Nas- It Was Written…In His Own Words
In more ways than one, Hip Hop falls under the influence of the Sun, Moon and Stars. And like those planets that rotate around our central Sun, the stars in Hip Hop go through seasons and cycles.
On Earth those seasons and cycles are divided into four units: Summer, Spring, Fall and Winter. For artists, that translates into Hot to Death, Lukewarm (so-so), Suspect and Cold as Ice!
In the span of Nasir Jones illustrious career, fans have argued hes passed through all of these phases, only to arrive back at the point of origin: as HOT as Gods Sun (360 degrees of rotation). On the dawn of the release of Nas seventh album, Gods Son, we invite you to take a journey into the world of one of Hip-Hops most illuminating stars.
PMoor: By listening to your music, one can tell that you draw from a number of musical influences. Who do you credit with shaping your sound?
Nas: Out of rappers or music in general?
PM: Music in general.
Nas: It would have to be my pops playing the jazz shit. Michael Jackson records, Rick James. Stevie, all the shit I grew up listening to, all up until the street shit. Lisa Lisa, Afrika Bambatta, Melle Mel, Jekyll and Hyde all up to Run and Rakim and G. Rap, to Kane and Slick and all them niggas.
PM: Now is that blend of musical influences responsible for your diverse outlook on life?
Nas: It was part of it.
PM: Throughout your vocal career, you have touched on numerous schools of thought, whether it be Islam, Five Percent or Christianity. Is that by coincidence or is it reflective of your full range of Knowledge and Understanding?
Nas: When I was about ten years old I got some lessons, so it right there just opened me up. I just been intrigued by the Five Percent Nation, Islam since I was a kid then I started to see the difference between what the Nation of Islam and Islam as a whole was, so I seen the difference. And I just choose my own way.
PM: Would you like to clarify what that way is?
Nas: To me, the Sun is God.
Nas: Yeah, Amen-Ra is a part of God. The whole universe, I’m into the whole galaxy now.
PM: Being that you’re a product of when Hip-Hop was set out in the park, do you feel battles should be toe-to-toe and eye-to-eye?
Nas: They can be. I grew up watching it like that. Right now, its a different game then back then. In a billion dollar industry where cats are superstars, a lot of dudes are superstars. A lot of dudes got money and armies and cant take disrespect, so it can lead to violence.
PM: So the game somewhat changed for the better or worse, as far as battles are concerned?
Nas: No doubt, because when the nigga Shaka Zulu was a young warrior, the nigga would do what he had to do to survive. When he became the King Shaka, he had soldiers to do what he did; it was out of his place to just go hand-to-hand combat. But he would if he had to, but it ain’t got to that point with me yet.

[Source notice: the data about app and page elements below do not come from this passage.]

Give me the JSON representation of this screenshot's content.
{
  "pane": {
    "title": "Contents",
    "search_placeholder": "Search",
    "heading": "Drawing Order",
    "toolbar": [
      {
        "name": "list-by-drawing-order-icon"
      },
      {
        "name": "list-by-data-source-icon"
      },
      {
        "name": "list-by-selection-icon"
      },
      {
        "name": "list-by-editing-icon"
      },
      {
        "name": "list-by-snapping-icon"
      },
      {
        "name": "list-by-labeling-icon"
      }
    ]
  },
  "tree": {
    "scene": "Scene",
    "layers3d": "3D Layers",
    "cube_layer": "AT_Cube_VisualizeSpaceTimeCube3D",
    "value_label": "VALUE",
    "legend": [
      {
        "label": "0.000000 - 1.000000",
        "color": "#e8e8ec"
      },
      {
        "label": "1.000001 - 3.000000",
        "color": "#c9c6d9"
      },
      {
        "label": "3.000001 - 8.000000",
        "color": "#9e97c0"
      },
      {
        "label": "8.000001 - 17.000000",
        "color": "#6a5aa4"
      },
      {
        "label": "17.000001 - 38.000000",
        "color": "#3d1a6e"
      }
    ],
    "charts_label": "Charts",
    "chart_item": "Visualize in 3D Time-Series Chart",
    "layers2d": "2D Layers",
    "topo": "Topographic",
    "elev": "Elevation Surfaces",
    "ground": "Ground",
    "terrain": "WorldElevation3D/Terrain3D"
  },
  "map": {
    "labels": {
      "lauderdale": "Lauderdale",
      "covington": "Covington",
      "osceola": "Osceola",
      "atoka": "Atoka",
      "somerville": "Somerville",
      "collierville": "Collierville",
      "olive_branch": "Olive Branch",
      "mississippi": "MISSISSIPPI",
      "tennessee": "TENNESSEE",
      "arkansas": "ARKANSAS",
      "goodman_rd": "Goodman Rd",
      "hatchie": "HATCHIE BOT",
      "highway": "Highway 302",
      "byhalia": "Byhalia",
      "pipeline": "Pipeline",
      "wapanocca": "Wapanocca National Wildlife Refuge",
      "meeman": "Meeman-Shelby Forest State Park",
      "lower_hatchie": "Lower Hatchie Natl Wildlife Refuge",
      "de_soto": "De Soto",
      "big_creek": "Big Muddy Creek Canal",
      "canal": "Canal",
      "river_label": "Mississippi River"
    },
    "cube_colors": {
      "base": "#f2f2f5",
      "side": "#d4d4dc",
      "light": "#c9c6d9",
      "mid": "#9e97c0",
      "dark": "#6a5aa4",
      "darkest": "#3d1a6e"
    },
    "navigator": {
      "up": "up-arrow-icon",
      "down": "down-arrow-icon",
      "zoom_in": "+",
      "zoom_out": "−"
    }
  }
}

PM: As an artist labeled conscious do you feel that it pigeonholes you from exploring your duality as a man? [talking about things material as well as spiritual.]
Nas: With music to me, you gotta be creative; you know you cant think about it when you go into it as much as like saying you want to be labeled as something. You gotta really with me I have freedom to do what I want to do, write what I want to write and that’s the best freedom I have. It takes a while for you to get that, but once you learn what you’re doing and you master your craft and you get your core audience that’s fucking with you and if that core audience is respecting you through the years, watching you experiment, do all kinds of shit they ready for whatever you ready to do. They ready to take that journey with you and I think they can see the bravery in you when you just do the songs that you want to do as opposed to doing shit that gets played by the radio all day. Your fans respect you more, the creative people that’s thinking, they want to hear the more real shit.
PM: Do you feel music is a viable tool to lift the consciousness and vibration of a people?
Nas: Some of it is.
PM: When all else fails what spiritual/conscious foundation do you fall on?
Nas: First one that we all know is Christianity, whether we with it or not. In the back of your mind that’s whats embedded in your head, growing up here (America).
So that comes to your head, honestly the first thing you think of is Jesus Christ and God. But in reality, you come up with your ideas about life and God, but the foundation that’s been instilled in us since we were kids from our parents is Christianity, whether we like it or not. That’s the earliest thing about God that we learn unless you growing up where your parents is Muslims or something else and they teach you otherwise, but the majority of us are taught Christianity, so whether we like it or not that’s what we fall on in the back of our minds. We might not stay there when we fall there but that’s definitely a foundation.